Also included in the basic functionality is an clock and alarm function, although since even with the player on standby there's still a bit of electrical hum you'd probably only want to do that if it isn't positioned near the bed. This tends to be a general problem with anything drawing mains power, and the fact it isn't more noticeable suggests that the parts used aren't the absolute cheapest that could be sourced for manufacture.
The only evidence of cost-cutting is no track title display and a lack of controls for some features on the base unit and remote respectively. The base unit has a physical slider to choose between CD/MP3, radio & auxillary input. When it's in CD/MP3 mode, the 'source' remote or unit button switches between CD, USB port and card slot. The radio and aux input are only usable through the base unit, although volume control obviously still works from the remote. The base unit doesn't let you skip folders when playing from media with MP3s, so lose the remote and you're stuffed.

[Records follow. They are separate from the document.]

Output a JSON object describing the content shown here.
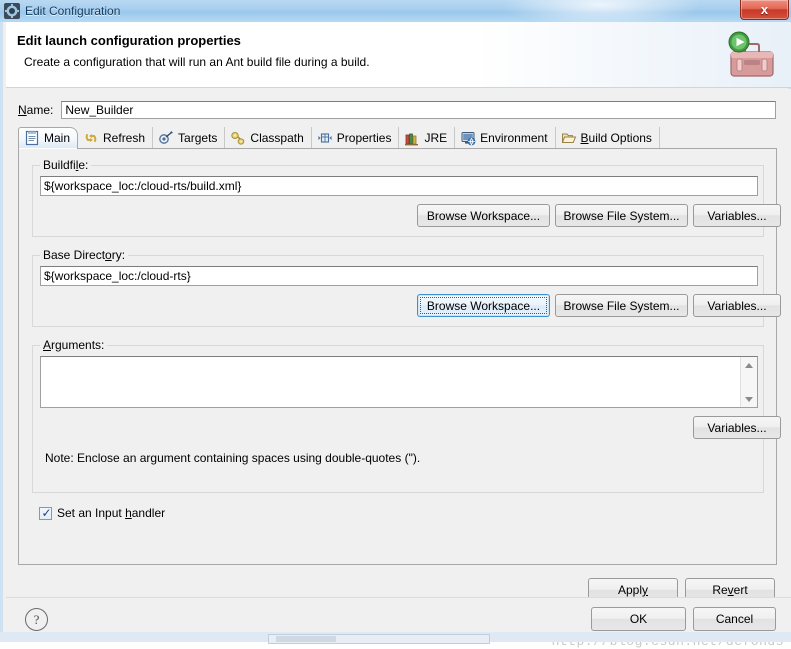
{
  "window": {
    "title": "Edit Configuration",
    "title_icon": "configuration-gear-icon",
    "close_label": "x"
  },
  "banner": {
    "title": "Edit launch configuration properties",
    "subtitle": "Create a configuration that will run an Ant build file during a build.",
    "icon": "ant-toolbox-run-icon"
  },
  "name_field": {
    "label": "Name:",
    "label_mnemonic": "N",
    "value": "New_Builder"
  },
  "tabs": [
    {
      "label": "Main",
      "icon": "main-document-icon",
      "selected": true
    },
    {
      "label": "Refresh",
      "icon": "refresh-arrows-icon",
      "selected": false
    },
    {
      "label": "Targets",
      "icon": "targets-icon",
      "selected": false
    },
    {
      "label": "Classpath",
      "icon": "classpath-icon",
      "selected": false
    },
    {
      "label": "Properties",
      "icon": "properties-icon",
      "selected": false
    },
    {
      "label": "JRE",
      "icon": "jre-books-icon",
      "selected": false
    },
    {
      "label": "Environment",
      "icon": "environment-icon",
      "selected": false
    },
    {
      "label": "Build Options",
      "icon": "build-options-folder-icon",
      "selected": false
    }
  ],
  "buildfile": {
    "group_label": "Buildfile:",
    "value": "${workspace_loc:/cloud-rts/build.xml}",
    "browse_workspace": "Browse Workspace...",
    "browse_filesystem": "Browse File System...",
    "variables": "Variables..."
  },
  "base_directory": {
    "group_label": "Base Directory:",
    "value": "${workspace_loc:/cloud-rts}",
    "browse_workspace": "Browse Workspace...",
    "browse_filesystem": "Browse File System...",
    "variables": "Variables...",
    "focused_button": "browse_workspace"
  },
  "arguments": {
    "group_label": "Arguments:",
    "value": "",
    "variables": "Variables...",
    "note": "Note: Enclose an argument containing spaces using double-quotes (\")."
  },
  "input_handler": {
    "label": "Set an Input handler",
    "checked": true,
    "check_glyph": "✓"
  },
  "actions": {
    "apply": "Apply",
    "revert": "Revert",
    "ok": "OK",
    "cancel": "Cancel",
    "help": "?"
  },
  "watermark": "http://blog.csdn.net/defonds",
  "colors": {
    "accent": "#3c8fd0",
    "titlebar": "#a8cfef",
    "close_button": "#c8392a",
    "dialog_bg": "#f0f0f0"
  }
}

Since the card and USB slots are on the top, I'd suggest having things plugged into them even if they won't be used much, to prevent dust collecting. Despite the manual warning only 2Gb devices are supported, at the moment I've tried the USB port with drives I've got (256Mb-16Gb) and only had problems with one due to it being a slider type rather than having a cap. (If you're looking for a stubby drive with a regular-size USB socket, Kingston do "Mini Fun" ones in 1Gb and 2Gb sizes that are fine for sticking a few playlists on. You can also get very tiny micro-SD card readers these days, or cut the metal device bit out of those silly wrist band type flash drives, which is my preferred way of doing things as I got a few of them cheap a while back.) The SD slot is fine with true SD cards, such as the 2Gb I tested it with, and also reads SDHC cards (an 8Gb in this case) but be aware it'll max out at 999 tracks (and apparently at 200 directories) and not see any files or directories past this limit. On that basis, 4Gb of storage is probably optimal.

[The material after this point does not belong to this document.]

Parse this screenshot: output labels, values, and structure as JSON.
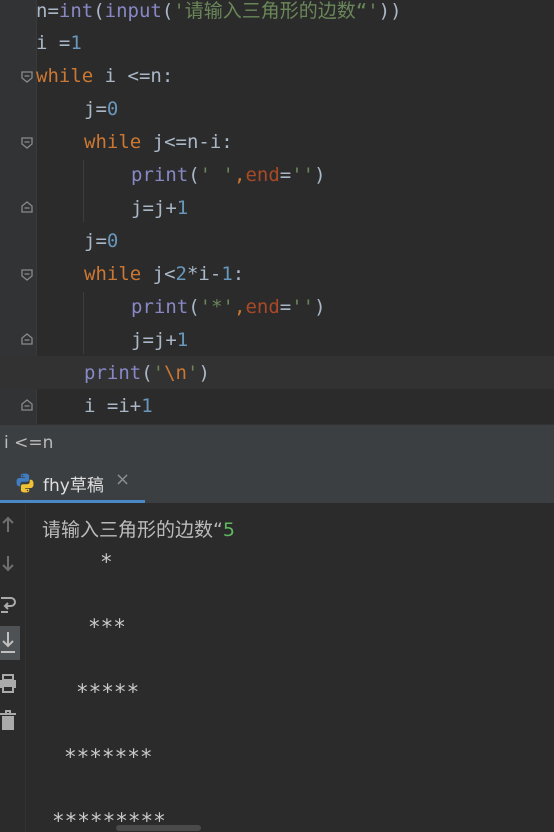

As far as I can tell MP3s are sorted within directories by filing system ID, i.e. folders copied on first get played first, and within each folder files copied first get played first. You can get around this by making sure copies take place in order, using a copy handler such as TeraCopy or SuperCopier, or something like the gen_yar plugin with Winamp. It shouldn't be a problem with burnt CDs. All of my MP3s are LAME-encoded variable bitrate, and I haven't found any it has problems with yet. Apparently it also plays WMA files, which I haven't tested.

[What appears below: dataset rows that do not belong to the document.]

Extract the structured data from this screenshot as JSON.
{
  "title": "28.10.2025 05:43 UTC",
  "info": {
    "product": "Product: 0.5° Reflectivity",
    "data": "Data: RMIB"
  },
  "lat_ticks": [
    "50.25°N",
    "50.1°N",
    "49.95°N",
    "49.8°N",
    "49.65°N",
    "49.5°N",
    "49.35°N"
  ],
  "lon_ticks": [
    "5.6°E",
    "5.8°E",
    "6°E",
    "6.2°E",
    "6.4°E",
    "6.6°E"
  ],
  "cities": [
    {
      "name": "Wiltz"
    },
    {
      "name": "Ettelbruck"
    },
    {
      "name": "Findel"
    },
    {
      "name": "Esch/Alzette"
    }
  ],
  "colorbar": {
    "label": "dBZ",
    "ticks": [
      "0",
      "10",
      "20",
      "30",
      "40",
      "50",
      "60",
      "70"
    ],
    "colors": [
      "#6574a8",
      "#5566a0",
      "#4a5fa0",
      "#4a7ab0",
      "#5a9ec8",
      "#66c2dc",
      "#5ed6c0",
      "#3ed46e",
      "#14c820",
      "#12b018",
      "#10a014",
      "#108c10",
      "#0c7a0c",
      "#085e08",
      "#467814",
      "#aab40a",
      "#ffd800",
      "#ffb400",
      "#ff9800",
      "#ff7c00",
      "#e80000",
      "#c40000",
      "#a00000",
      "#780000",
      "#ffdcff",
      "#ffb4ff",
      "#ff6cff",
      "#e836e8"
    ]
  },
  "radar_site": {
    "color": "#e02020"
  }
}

I made the mistake of buying from eBay first and got sent a catalogue return that'd obviously been sent back due to lens/buffer problems. This suggests the lens assemblies in these things aren't fantastic; a saving grace is that a portable MP3/CD player could be plugged into the line-in socket if it fails outside of warranty. It wasn't worth the twenty quid saving to get something allegedly "fully re-tested" by the manufacturer — working right, the retail price is fair and gives you the option of a counter return if it turns out to be needed.